touch

touch is used to create new, empty files or update the timestamp of an existing file.

$ touch newFile.txt

will create a new, empty file named newFile.txt in the current directory. The other main use for touch, updating timestamps, can be achieved by:

$ touch existingFile.txt

As touch does not overwrite an existing file, touch here only updates the timestamp of a file. This is useful when trying to do something such as rerunning a makefile after having updated the makefile, but none of the files it operates on.

Generally, use:

$ touch [option(s)] [path(s)]

Useful Options / Examples

There are a number of useful options.
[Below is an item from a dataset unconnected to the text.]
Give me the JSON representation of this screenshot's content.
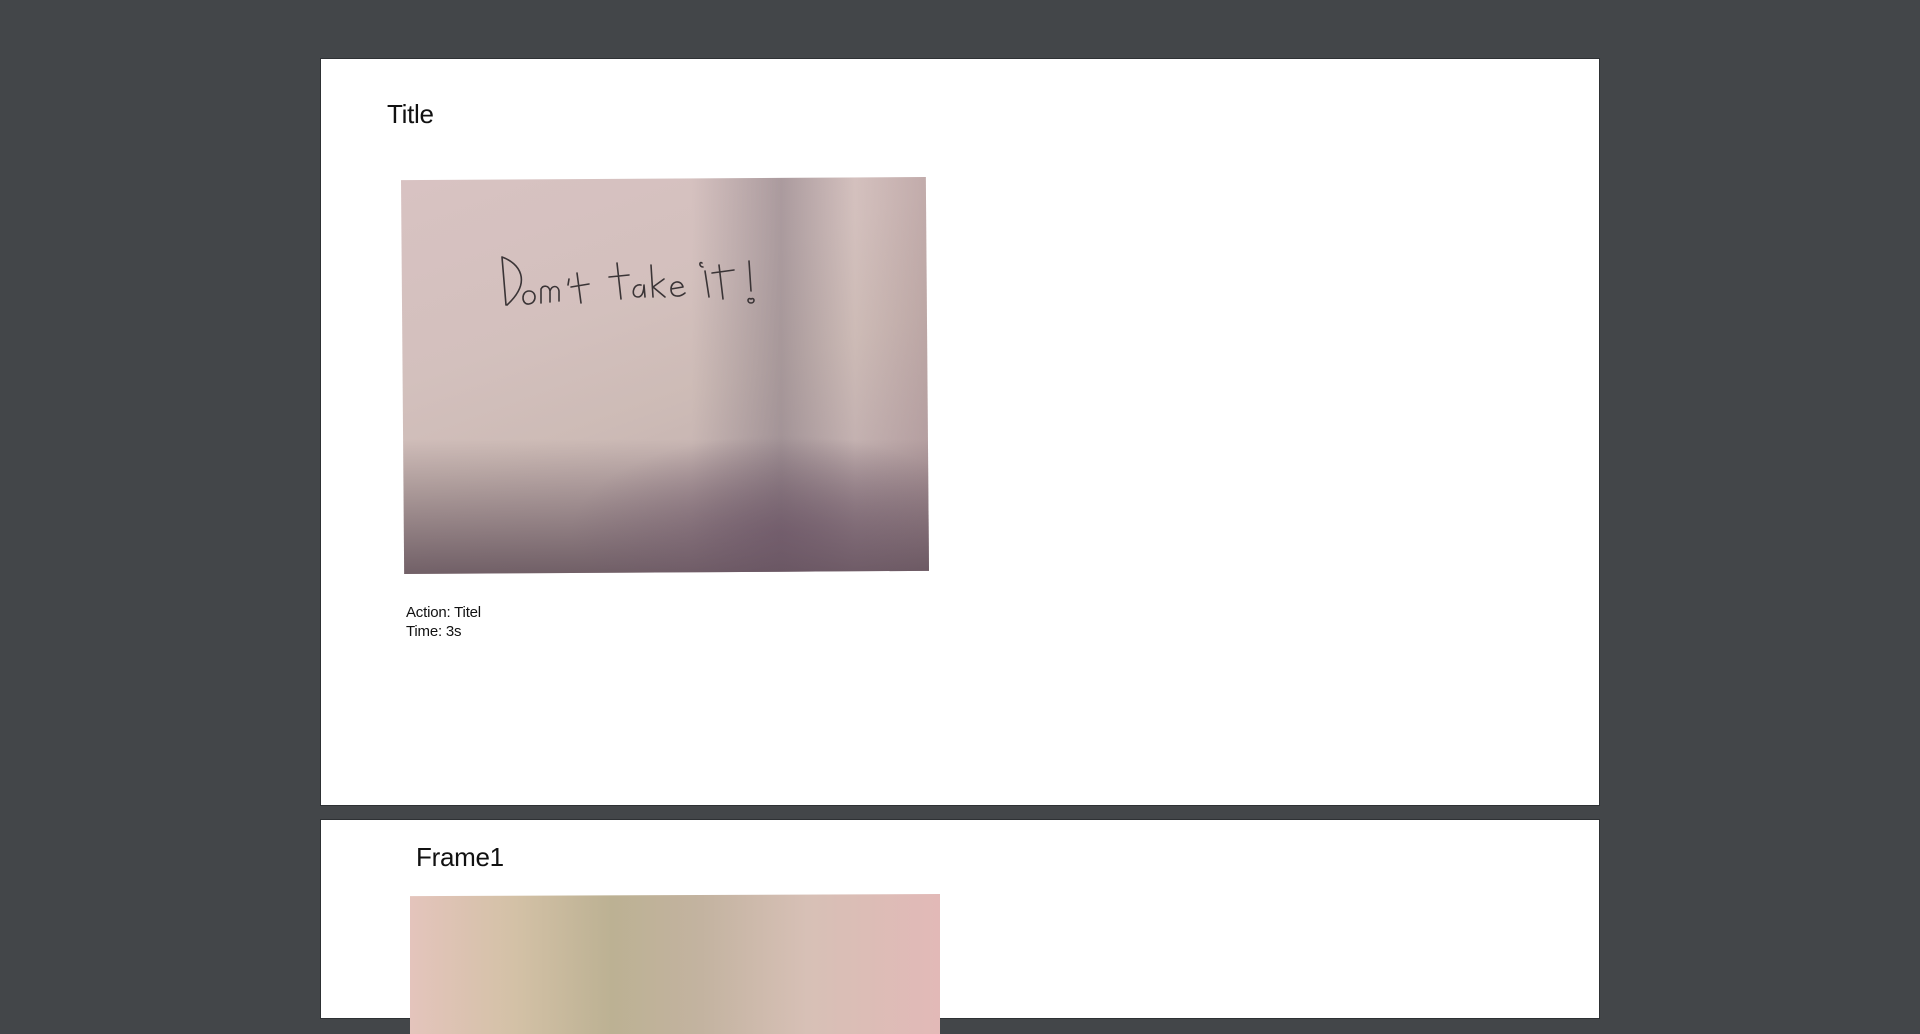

For instance, -a changes only the access time while using -m changes only the file’s modification time. You can combine these options to get back to touch’s default behavior!

You can use the -r flag to reference another file’s access time and update another file to have those values.

The -B option rewinds a file’s timestamp a specified number of seconds. The -d flag sets the timestamp equal to a relatively free form string (E.g. Sun, 29 Feb 2016 13:24:31 or something like next Thursday) while the -t flag accepts a more rigid time format.

Situation

You want to update a file’s timestamp to rerun make after having edited the makefile, but don’t want to change any of the files the makefile executes on.

Solution

Simply run

touch [pathToMakefileDependency]

to update the timestamp of the file and then run the makefile again. It’s that easy!

Break it down

pathToMakefileDepenency is the path to one of the dependencies of the makefile. After running this command, the timestamp of the specified path will be updated to the current system time. As touch does not overwrite previously existing files, only the timestamp is updated here.

Situation

You want to change the timestamp of a file bestFile.txt (for some reason) to next Saturday.

Solution

Use touch with its -d flag!!

$ touch -d 'Next Saturday' bestFile.txt

Catchy.

Break it down

The -d flag stands for date. This accepts a freeform string specifying the date to which the timestamp should be changed.

Next Saturday is the date string which is passed to touch via -d.

bestFile.txt is the file whose timestamp will be changed.

Running this entire command sets the timestamp of bestFile.txt to the date of next Saturday.

Situation

You want to create a number of new, empty files to upload to some web app which will then manipulate those files.

Solution

Use touch to create new, empty files!

$ touch newFile1.txt newFile2.txt newFile3.txt
Break it down

As these new files don’t yet exist in the current directory (assuming they don’t), touch simply creates new empty versions of them in the directory. It will create an empty newFile1.txt, newFile2.txt, and newFile3.txt.